    This was great, but shouldn’t Jonah’s bike be taller?

  2. Cliff says:

    YES! This! I confess, I was a little disappointed when I didn’t see any 8-bittiness in the regular titles – but this is great.

  3. Essentia says:

    Everyone’s a critic, especially when it’s about visual aesthetics; we all have opinions, regardless of taste or lack of education. Who can say one is better than the other.

    However, in the case of graphic design, and in this case, motion graphics, there are obviously solutions that better serve the marketing of a product. As explained by IMakeTitles, this final direction was chosen because it served a larger purpose – it strengthen the brand of the network and drew a larger audience, beyond the die-hard Nerdist fans.

    I can go on to comment on the faults (and strengths) of Mark’s version but what’s the point? He tried to improve on an existing design without the objectives of the original project. At best, it’s an exercise. Comparing Mark’s open with the original are apples and oranges. Out of context of a real world situation, it is merely self expression.

    His practice will hopefully make him better at what he does; I encourage him to keep doing exercises like this. As with any craft, practice makes perfect, and I’m sure he had fun doing it as did IMakeTitles. The industry needs more designers with passion like theirs.

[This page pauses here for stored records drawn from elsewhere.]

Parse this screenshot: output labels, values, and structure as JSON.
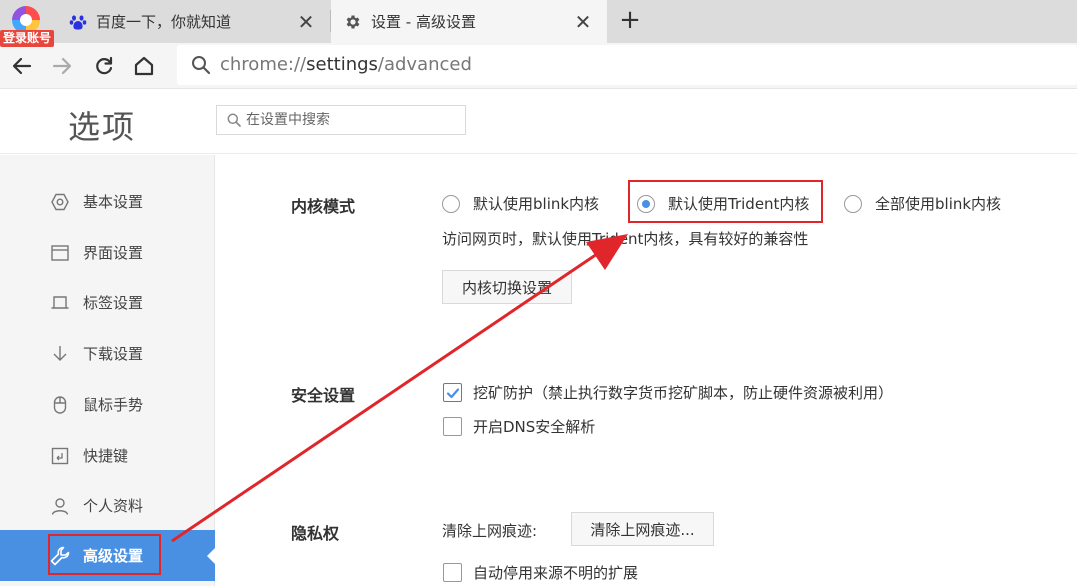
{
  "app": {
    "login_badge": "登录账号"
  },
  "tabs": [
    {
      "title": "百度一下，你就知道",
      "close": "✕"
    },
    {
      "title": "设置 - 高级设置",
      "close": "✕"
    }
  ],
  "new_tab": "+",
  "address": {
    "scheme": "chrome://",
    "host": "settings",
    "path": "/advanced"
  },
  "header": {
    "title": "选项",
    "search_placeholder": "在设置中搜索"
  },
  "sidebar": {
    "items": [
      {
        "label": "基本设置",
        "icon": "hexagon-icon"
      },
      {
        "label": "界面设置",
        "icon": "window-icon"
      },
      {
        "label": "标签设置",
        "icon": "tab-icon"
      },
      {
        "label": "下载设置",
        "icon": "download-icon"
      },
      {
        "label": "鼠标手势",
        "icon": "mouse-icon"
      },
      {
        "label": "快捷键",
        "icon": "shortcut-icon"
      },
      {
        "label": "个人资料",
        "icon": "person-icon"
      },
      {
        "label": "高级设置",
        "icon": "wrench-icon",
        "active": true
      }
    ]
  },
  "kernel": {
    "label": "内核模式",
    "options": [
      {
        "label": "默认使用blink内核",
        "selected": false
      },
      {
        "label": "默认使用Trident内核",
        "selected": true
      },
      {
        "label": "全部使用blink内核",
        "selected": false
      }
    ],
    "description": "访问网页时，默认使用Trident内核，具有较好的兼容性",
    "switch_button": "内核切换设置"
  },
  "security": {
    "label": "安全设置",
    "mining_protection": {
      "label": "挖矿防护（禁止执行数字货币挖矿脚本，防止硬件资源被利用）",
      "checked": true
    },
    "dns": {
      "label": "开启DNS安全解析",
      "checked": false
    }
  },
  "privacy": {
    "label": "隐私权",
    "clear_label": "清除上网痕迹:",
    "clear_button": "清除上网痕迹...",
    "auto_disable": {
      "label": "自动停用来源不明的扩展",
      "checked": false
    }
  },
  "colors": {
    "accent": "#4a90e2",
    "highlight": "#e0262b",
    "checkbox": "#4a90e2"
  }
}
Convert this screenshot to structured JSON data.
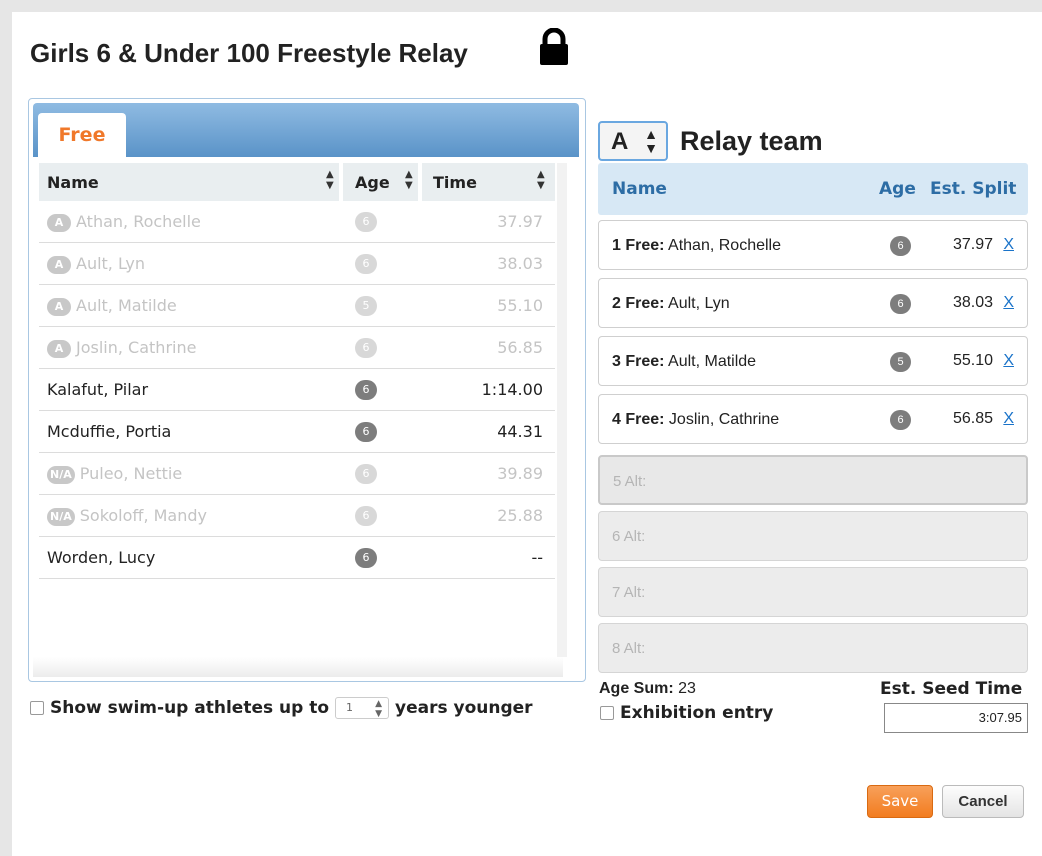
{
  "dialog": {
    "title": "Girls 6 & Under 100 Freestyle Relay",
    "lock_icon": "lock-icon"
  },
  "left_panel": {
    "tab_label": "Free",
    "columns": {
      "name": "Name",
      "age": "Age",
      "time": "Time"
    },
    "rows": [
      {
        "badge": "A",
        "name": "Athan, Rochelle",
        "age": "6",
        "time": "37.97",
        "dim": true
      },
      {
        "badge": "A",
        "name": "Ault, Lyn",
        "age": "6",
        "time": "38.03",
        "dim": true
      },
      {
        "badge": "A",
        "name": "Ault, Matilde",
        "age": "5",
        "time": "55.10",
        "dim": true
      },
      {
        "badge": "A",
        "name": "Joslin, Cathrine",
        "age": "6",
        "time": "56.85",
        "dim": true
      },
      {
        "badge": "",
        "name": "Kalafut, Pilar",
        "age": "6",
        "time": "1:14.00",
        "dim": false
      },
      {
        "badge": "",
        "name": "Mcduffie, Portia",
        "age": "6",
        "time": "44.31",
        "dim": false
      },
      {
        "badge": "N/A",
        "name": "Puleo, Nettie",
        "age": "6",
        "time": "39.89",
        "dim": true
      },
      {
        "badge": "N/A",
        "name": "Sokoloff, Mandy",
        "age": "6",
        "time": "25.88",
        "dim": true
      },
      {
        "badge": "",
        "name": "Worden, Lucy",
        "age": "6",
        "time": "--",
        "dim": false
      }
    ]
  },
  "swimup": {
    "label_before": "Show swim-up athletes up to",
    "years_value": "1",
    "label_after": "years younger"
  },
  "relay": {
    "team_value": "A",
    "title": "Relay team",
    "columns": {
      "name": "Name",
      "age": "Age",
      "split": "Est. Split"
    },
    "legs": [
      {
        "leg": "1 Free:",
        "name": "Athan, Rochelle",
        "age": "6",
        "split": "37.97",
        "remove": "X"
      },
      {
        "leg": "2 Free:",
        "name": "Ault, Lyn",
        "age": "6",
        "split": "38.03",
        "remove": "X"
      },
      {
        "leg": "3 Free:",
        "name": "Ault, Matilde",
        "age": "5",
        "split": "55.10",
        "remove": "X"
      },
      {
        "leg": "4 Free:",
        "name": "Joslin, Cathrine",
        "age": "6",
        "split": "56.85",
        "remove": "X"
      }
    ],
    "alternates": [
      "5 Alt:",
      "6 Alt:",
      "7 Alt:",
      "8 Alt:"
    ]
  },
  "summary": {
    "age_sum_label": "Age Sum:",
    "age_sum_value": "23",
    "exhibition_label": "Exhibition entry",
    "est_seed_label": "Est. Seed Time",
    "est_seed_value": "3:07.95"
  },
  "buttons": {
    "save": "Save",
    "cancel": "Cancel"
  },
  "colors": {
    "accent_orange": "#f27c1f",
    "header_blue": "#2d6da5",
    "link_blue": "#1a73c9"
  }
}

    As for the other critics, I leave you with this quote from the former Design Director of the New York Times:

    “Unsolicited redesigns are terrific and fun and useful, and I hope designers never stop doing them. But as they do so, I also hope they remember it helps no one – least of all the author of the redesign – to assume the worst about the original source and the people who work hard to maintain and improve it, even though those efforts may seem imperfect from the outside.”
    — Khoi Vinh